Passing Home Inspections in Barrington IL — Your General Contractor Should Know MORE than your Building Department
Building departments are primarily interested in ensuring that obvious structural and life-safety codes are followed, such as fire codes and electrical codes. They’re also focused on enforcing the new energy standards. They oversee and inspect only the major systems of a project(framing, plumbing, electrical, etc.), and they are only required to ensure that minimum legal safety standards are met.
For example, to pass the electrical portion of a home inspection, your village’s building department may require that a panel is wired for tamper-resistant (TR) electrical receptacles, per the 2008 National Electrical Code® (NEC®). Great. TRs provide a safer environment for children because if a child attempts to lodge a small toy or some other sharp object into an outlet (like a paperclip), there is no contact with electricity. The National Fire Protection Association explains how (TR) electrical receptacles work in more detail.
The building department may insist on Arc Fault Circuit Interrupter (AFCI), or arc-fault circuit breakers, too, because they help prevent electrical wiring fires. They’re designed to disconnect the power (get the circuits to trip/break much quicker) before an electrical arc can start a fire. Again, these are two very good codes I agree with wholly.

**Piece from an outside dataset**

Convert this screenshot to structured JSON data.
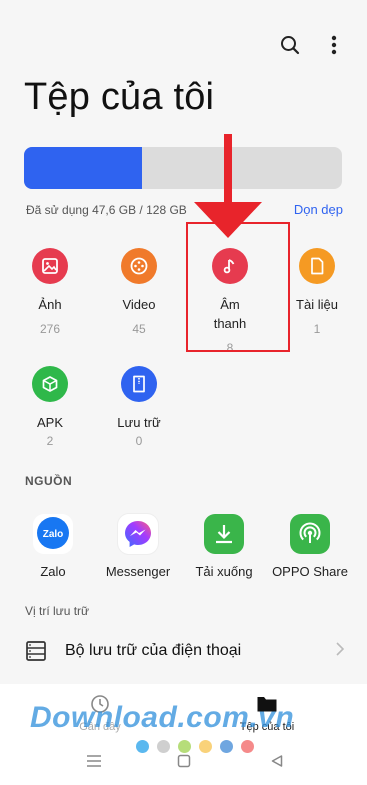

What’s NOT on your Building Department’s Home Inspection Checklist
What your building department probably won’t closely inspect include other critical details such as:
- The location and design of the service panel.
- The consolidation of the switching placement and installation that takes the guess-work out of the equation (this is a topic in and of itself – check out our blog titled, “Contemporary Lighting Plans for Modern Homes.”)
- How to provide homeowners optimum efficiency and value in a state-of-the-art electrical package.
- How to work with and utilize the expertise of a licensed electrician in good standing.
In other words, the general contractor you hire should be the person ultimately responsible for the work done in your home, including the creation of quality standards that the entire building team follow in addition to what the basic codes require.
Are you planning on installing hardwood floors in any part of your home? Nice choice, of course. But guess what? Your building department inspector will not care one bit about the humidity content in your plywood subfloor and the uninstalled flooring materials. They won’t educate you regarding proper seasonal humidity levels so your hardwood floors don’t shift. If there’s too much moisture in a floor, you can expect significant gaps in the winter. Important issues like this one require specific knowledge, but it’s not on an inspector’s radar.
We all have showers, right? Most people tile their showers, but your village building department does not have standards for issues like water-proofing showers. If a shower wall’s membrane or base aren’t properly water-proofed, homeowners can expect mildew and buildup later on. This health-safety issue is not on your building department’s home inspection checklist.
Another example is drywall. You can easily pass a home inspection in Barrington, IL or any part of the Midwest for most types of drywall because a building department is not going to adhere to any drywall quality finishing standards. When the light shines on your drywall, visible nail pops and seams due to a bad taper job does not fall under the purview of a building inspector’s quality-control list. Again, this falls under your general contractor’s responsibilities.
I can go on and on about these types of examples. The main point I’m making is that for the worst evils, the building department is there to catch safety problems or work that doesn’t conform to code. The mark of a conscientious contractor is one who has his own strict, internal standards and extensive checklists. My advice to homeowners is to request to see the written documents a company uses to ensure all work done is checked at the appropriate phase. If this cannot be produced, the contractor is likely not serious about quality control!!
If you have any questions about how to pass a home inspection in Barrington, IL or working with your building department, feel free to contact me at any time.